Reignite Relationship with Indies
There was once a time when Sony was known for its strong relationship with indies—think mid-PS3 era/early-PS4 era Sony. Back then, the company helped the likes of Journey, The Unfinished Swan, Flower, Resogun, Guacamelee!, and Hotline Miami off the ground, at least on consoles and handhelds (R.I.P. PS Vita). But now, as the PS4 begins to sunset, the company has drifted away from working closely with indies and instead has begun focusing on high-budget AAA adventures. These games are most certainly welcome, but there is a noticeable void left by the lack of emphasis on indies—which the PS5 can absolutely fill starting later this year.
Aside from the obvious decline in indie support, developers have stated that Sony has become increasingly more difficult to work with.

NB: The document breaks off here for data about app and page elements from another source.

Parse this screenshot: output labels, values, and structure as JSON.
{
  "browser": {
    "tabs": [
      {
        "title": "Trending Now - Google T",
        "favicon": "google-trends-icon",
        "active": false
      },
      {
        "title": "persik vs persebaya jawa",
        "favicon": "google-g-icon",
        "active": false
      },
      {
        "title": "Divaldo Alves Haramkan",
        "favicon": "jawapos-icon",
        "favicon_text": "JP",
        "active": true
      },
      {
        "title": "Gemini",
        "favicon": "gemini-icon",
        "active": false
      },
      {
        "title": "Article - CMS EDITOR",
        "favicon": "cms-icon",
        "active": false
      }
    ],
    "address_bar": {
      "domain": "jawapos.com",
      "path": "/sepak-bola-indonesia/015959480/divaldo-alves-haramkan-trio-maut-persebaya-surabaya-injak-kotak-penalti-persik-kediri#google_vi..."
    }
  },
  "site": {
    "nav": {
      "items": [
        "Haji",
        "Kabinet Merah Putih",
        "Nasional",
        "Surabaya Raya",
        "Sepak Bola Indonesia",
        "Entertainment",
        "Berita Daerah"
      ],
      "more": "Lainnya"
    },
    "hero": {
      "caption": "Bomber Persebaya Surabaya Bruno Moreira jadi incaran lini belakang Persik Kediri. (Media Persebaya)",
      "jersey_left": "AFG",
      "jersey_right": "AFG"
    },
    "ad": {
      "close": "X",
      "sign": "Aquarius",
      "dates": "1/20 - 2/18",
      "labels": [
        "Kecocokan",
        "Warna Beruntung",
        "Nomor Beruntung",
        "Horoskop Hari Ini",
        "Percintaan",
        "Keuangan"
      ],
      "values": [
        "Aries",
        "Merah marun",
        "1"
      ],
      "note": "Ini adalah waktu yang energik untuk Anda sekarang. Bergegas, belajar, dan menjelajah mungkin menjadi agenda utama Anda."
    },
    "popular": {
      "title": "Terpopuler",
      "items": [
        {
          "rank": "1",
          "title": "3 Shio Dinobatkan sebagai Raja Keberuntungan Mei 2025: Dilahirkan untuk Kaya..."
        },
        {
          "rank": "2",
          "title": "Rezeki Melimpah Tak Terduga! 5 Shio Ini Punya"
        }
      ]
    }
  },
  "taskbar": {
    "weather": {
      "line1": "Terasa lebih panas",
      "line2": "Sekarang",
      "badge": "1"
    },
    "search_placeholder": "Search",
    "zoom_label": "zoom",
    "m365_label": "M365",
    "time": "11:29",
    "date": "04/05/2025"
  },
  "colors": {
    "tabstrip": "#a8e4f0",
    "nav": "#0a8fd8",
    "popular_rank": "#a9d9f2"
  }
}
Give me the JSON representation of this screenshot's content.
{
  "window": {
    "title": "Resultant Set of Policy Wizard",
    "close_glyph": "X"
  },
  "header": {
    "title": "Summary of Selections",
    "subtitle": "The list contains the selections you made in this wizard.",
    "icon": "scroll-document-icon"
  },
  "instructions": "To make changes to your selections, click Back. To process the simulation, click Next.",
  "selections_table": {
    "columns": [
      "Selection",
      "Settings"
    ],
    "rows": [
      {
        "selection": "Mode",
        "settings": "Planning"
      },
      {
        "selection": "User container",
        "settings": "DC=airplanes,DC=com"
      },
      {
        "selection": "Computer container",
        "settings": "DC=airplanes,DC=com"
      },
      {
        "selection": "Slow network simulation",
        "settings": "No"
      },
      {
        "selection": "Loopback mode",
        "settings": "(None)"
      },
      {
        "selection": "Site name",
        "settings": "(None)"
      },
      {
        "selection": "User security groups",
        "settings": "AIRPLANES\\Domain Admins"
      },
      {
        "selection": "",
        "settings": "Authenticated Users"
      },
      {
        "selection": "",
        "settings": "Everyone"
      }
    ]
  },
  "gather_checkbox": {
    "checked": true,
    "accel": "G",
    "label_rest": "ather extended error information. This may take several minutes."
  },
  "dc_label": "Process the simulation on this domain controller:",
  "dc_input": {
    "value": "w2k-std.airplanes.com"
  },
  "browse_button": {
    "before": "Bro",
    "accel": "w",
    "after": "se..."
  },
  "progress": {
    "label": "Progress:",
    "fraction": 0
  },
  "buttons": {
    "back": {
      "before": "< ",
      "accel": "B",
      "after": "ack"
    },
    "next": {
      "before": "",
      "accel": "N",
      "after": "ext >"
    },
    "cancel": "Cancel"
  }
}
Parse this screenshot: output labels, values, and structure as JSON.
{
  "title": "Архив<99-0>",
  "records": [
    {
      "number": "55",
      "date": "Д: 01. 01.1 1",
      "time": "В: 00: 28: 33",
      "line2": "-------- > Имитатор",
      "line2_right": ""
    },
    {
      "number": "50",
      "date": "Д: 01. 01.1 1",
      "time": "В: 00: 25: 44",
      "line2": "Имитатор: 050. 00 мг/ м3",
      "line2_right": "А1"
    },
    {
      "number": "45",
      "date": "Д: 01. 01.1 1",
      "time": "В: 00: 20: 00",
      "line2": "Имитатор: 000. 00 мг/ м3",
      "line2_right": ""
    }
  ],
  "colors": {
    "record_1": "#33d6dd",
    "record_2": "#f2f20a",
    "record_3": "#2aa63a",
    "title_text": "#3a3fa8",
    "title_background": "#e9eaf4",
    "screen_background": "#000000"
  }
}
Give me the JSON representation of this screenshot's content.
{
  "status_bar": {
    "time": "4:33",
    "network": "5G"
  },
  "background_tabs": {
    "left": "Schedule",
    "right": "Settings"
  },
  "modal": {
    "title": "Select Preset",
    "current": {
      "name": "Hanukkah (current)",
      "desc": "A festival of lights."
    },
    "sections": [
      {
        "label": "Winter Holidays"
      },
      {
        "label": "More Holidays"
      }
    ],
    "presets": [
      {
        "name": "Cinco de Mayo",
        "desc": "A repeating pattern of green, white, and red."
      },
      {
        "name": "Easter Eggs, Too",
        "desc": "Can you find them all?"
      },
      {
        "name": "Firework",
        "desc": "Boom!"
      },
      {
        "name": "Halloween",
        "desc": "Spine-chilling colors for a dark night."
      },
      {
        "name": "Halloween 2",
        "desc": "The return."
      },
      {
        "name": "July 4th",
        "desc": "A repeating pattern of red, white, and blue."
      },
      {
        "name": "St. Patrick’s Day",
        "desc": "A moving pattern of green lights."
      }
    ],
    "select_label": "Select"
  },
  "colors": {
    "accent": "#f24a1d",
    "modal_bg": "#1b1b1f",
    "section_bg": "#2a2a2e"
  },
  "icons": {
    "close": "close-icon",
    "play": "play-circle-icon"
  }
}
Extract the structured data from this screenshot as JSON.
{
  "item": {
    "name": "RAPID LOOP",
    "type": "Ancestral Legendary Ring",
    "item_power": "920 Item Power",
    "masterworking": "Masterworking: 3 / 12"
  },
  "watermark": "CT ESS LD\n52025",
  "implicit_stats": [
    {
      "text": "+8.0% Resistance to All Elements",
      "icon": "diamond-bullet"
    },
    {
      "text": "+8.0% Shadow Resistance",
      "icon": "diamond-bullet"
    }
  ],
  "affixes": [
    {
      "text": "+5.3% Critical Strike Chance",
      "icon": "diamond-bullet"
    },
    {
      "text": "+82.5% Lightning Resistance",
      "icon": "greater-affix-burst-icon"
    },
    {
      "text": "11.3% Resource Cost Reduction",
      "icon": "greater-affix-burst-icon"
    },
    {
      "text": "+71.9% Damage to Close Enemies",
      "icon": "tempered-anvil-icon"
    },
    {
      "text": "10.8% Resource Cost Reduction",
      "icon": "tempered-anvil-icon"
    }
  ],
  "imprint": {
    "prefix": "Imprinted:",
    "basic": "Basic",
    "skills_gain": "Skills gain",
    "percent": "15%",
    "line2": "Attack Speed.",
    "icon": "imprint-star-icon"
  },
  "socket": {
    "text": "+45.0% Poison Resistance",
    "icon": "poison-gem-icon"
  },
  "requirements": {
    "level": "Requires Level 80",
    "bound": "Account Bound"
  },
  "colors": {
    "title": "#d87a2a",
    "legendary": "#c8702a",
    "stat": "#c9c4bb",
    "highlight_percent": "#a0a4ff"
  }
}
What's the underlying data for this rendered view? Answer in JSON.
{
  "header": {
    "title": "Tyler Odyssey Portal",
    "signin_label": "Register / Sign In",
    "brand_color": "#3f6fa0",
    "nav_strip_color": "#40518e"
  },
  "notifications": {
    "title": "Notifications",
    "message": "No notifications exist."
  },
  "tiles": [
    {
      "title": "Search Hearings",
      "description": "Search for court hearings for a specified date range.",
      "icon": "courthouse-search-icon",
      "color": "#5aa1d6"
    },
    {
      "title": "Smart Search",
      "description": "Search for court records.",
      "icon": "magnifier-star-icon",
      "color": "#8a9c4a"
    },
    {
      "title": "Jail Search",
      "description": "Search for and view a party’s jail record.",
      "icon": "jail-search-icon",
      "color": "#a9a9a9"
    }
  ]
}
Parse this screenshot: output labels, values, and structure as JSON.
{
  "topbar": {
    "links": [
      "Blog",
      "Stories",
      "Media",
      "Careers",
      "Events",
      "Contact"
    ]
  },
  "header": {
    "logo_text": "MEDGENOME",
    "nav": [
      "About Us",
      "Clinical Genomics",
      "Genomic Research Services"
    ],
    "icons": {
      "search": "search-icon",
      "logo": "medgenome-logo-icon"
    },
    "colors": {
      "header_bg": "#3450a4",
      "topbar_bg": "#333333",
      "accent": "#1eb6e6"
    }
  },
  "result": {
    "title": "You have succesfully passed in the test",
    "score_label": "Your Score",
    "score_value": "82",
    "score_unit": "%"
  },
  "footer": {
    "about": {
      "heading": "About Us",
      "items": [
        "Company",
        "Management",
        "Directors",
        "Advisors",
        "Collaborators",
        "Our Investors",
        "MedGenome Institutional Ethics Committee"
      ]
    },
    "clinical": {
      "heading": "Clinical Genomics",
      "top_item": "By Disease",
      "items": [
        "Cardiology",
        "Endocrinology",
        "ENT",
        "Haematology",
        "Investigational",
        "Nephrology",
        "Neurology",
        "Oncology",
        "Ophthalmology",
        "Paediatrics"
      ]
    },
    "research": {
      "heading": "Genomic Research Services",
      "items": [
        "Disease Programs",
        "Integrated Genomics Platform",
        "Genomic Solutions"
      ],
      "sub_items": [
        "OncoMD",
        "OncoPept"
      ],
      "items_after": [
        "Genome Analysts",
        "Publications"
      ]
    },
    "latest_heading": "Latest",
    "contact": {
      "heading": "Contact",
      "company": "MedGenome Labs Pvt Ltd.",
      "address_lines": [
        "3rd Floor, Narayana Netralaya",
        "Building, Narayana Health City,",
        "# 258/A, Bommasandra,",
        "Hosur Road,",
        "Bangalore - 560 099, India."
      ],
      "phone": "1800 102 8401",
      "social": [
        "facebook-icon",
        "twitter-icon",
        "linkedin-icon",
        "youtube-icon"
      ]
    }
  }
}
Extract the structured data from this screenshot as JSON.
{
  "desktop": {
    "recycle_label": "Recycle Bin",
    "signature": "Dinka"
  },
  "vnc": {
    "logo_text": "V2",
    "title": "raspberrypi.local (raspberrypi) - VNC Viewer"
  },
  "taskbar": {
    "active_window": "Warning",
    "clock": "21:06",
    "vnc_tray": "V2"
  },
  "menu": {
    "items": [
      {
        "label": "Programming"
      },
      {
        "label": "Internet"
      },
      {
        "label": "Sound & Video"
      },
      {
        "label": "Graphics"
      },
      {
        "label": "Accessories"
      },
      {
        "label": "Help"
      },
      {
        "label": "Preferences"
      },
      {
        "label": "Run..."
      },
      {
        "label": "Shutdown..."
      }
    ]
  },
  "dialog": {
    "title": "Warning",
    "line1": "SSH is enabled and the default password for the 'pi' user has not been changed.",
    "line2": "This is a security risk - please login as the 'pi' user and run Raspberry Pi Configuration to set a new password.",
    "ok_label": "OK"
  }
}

Head of Arcade Distillery Luc Bernard argued that Nintendo seems to have taken the place of Sony when it comes to working well with indies. “Sony was at the height of the indie scene and now it’s become kind of Nintendo who’s like that,” Bernard explained. “Now I know how to work with [all of them], but PlayStation isn’t as user-friendly. That’s the most I’ll say.” Even if the company isn’t going to push indies in the same way it used to, the release of the PS5 could mark the return of Sony being more user-friendly with its developers. At most, it could reignite its focus on some of those weird, experimental games that might not work as well in a massive AAA title.
Offer Larger Hard Drive Sizes
Games are getting bigger in terms of file size, some even clocking in at around 120GB (like Call of Duty: Modern Warfare, recently). It’s wild to think that some PS3 models offered hard drives at around 80GB, which at the time felt like plenty. Now, it’s quite common to constantly be in the habit of deleting and reinstalling software to your PS4 to make room for the latest releases. This quickly becomes frustrating when it takes hours to download games, depending on internet speeds. Based on the history of install sizes, we can infer that the PS5 will require even larger installs than what we’re used to this generation. (Editor’s Note: There’s actually some evidence that suggests the SSD standard next gen could potentially reduce the file size of games by allowing devs to not have to duplicate assets being read on a disk-based drive.)
Even the 1TB version of the PS4 feels like it isn’t enough, so the PS5 should come packing with plenty of storage space to account for its games (or at least a cost-friendly external storage solution). This would, in turn, impact the system’s price, which is something that many fans are concerned with. But perhaps Sony could offer multiple SKUs with various hard drive sizes to alleviate this potential issue, much like what Microsoft is rumored to be doing with its upcoming consoles. As companies continue to prioritize ease of use and convenience, including enough storage size with the PS5 is going to be essential.
Make sure you’re sticking with PSLS for all things PlayStation as we approach the start of the next generation. Which features do you hope the PS5 will have? Let us know!